Researchers have been able to triple the capacity and extend the service life of a lithium ion battery after synthesising a new material for anodes.
Lithium ion batteries are pretty much everywhere. They are used to power your smartphones, laptops, electric cars and a wide range of other appliances. However, the technology is not particularly advanced and falls short in terms of capacity and service life. It is also one of the primary barriers to the roll-out of renewable energy sources such as solar panels and wind turbines. How do we power our homes when the sun goes down and when the wind stops blowing? The answer, quite simply, is to improve the capacity of the lithium ion battery that’s storing the excess power that the solar panel generates during the day.
Tesla owner, Elon Musk, constructed his famous Gigafactory for this very reason. Lithium ion batteries are the key to our sustainable future.
Now, as reported by TechXplore, scientists from the National University of Science and Technology “MISIS” (NUST MISIS) in Moscow, who were part of an international team of researchers who have synthesised a new nanomaterial that can replace low-efficiency graphite used in lithium-ion batteries today.

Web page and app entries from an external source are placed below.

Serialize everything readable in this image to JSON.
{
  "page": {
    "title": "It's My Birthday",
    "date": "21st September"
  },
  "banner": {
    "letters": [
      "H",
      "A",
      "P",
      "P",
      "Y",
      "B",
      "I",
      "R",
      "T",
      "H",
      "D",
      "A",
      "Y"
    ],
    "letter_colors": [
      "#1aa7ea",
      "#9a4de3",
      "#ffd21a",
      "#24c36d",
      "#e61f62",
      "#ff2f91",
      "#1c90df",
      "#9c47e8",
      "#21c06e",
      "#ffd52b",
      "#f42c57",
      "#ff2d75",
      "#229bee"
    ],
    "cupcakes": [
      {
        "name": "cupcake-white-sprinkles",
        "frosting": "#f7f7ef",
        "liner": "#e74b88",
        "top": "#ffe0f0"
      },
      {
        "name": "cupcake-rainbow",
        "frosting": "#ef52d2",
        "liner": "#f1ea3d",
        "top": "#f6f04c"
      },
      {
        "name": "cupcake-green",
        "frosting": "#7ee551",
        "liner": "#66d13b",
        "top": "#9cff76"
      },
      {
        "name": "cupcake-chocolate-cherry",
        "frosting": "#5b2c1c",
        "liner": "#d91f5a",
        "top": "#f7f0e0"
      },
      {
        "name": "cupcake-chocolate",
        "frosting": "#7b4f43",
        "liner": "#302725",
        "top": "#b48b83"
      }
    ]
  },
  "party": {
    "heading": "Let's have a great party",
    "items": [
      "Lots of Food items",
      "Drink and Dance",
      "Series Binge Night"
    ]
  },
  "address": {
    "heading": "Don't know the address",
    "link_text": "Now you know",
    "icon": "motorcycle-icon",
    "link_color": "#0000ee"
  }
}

“Porous nanostructured microspheres with the composition Cu0.4Zn0.6Fe2O4, that we have extracted, used as anode material provide three times higher capacity than the batteries existing on market. Besides, it allows for an increase in the number of charge-discharge cycles by 5 times compared to other promising alternatives to graphite. This improvement is achieved due to a synergistic effect with a combination of a special nanostructure and the composition of used elements,” Evgeny Kolesnikov, an assistant at the Department of Functional Nanosystems and High-Temperature Materials, NUST MISIS said.
With the scope of lithium ion batteries expanding all the time, the properties of the graphite has been severely limiting progress, according to scientists. The charge-discharge cycle in a lithium ion battery is provided by the movement of lithium ions between two electrodes—from a negatively charged anode to a positively charged cathode.
The scientists from NUST MISIS managed to obtain a new material for anodes that can provide a significant increase in capacity and extend battery service life through a one-step process that you can learn about in the full paper “Hollow-structured Cu0.4Zn0.6Fe2O4 as a novel negative electrode material for high-performance lithium-ion batteries” published in ScienceDirect.
This is a significant step forward in the battle against climate change and will be a real gamechanger in our pursuit of carbon neutrality.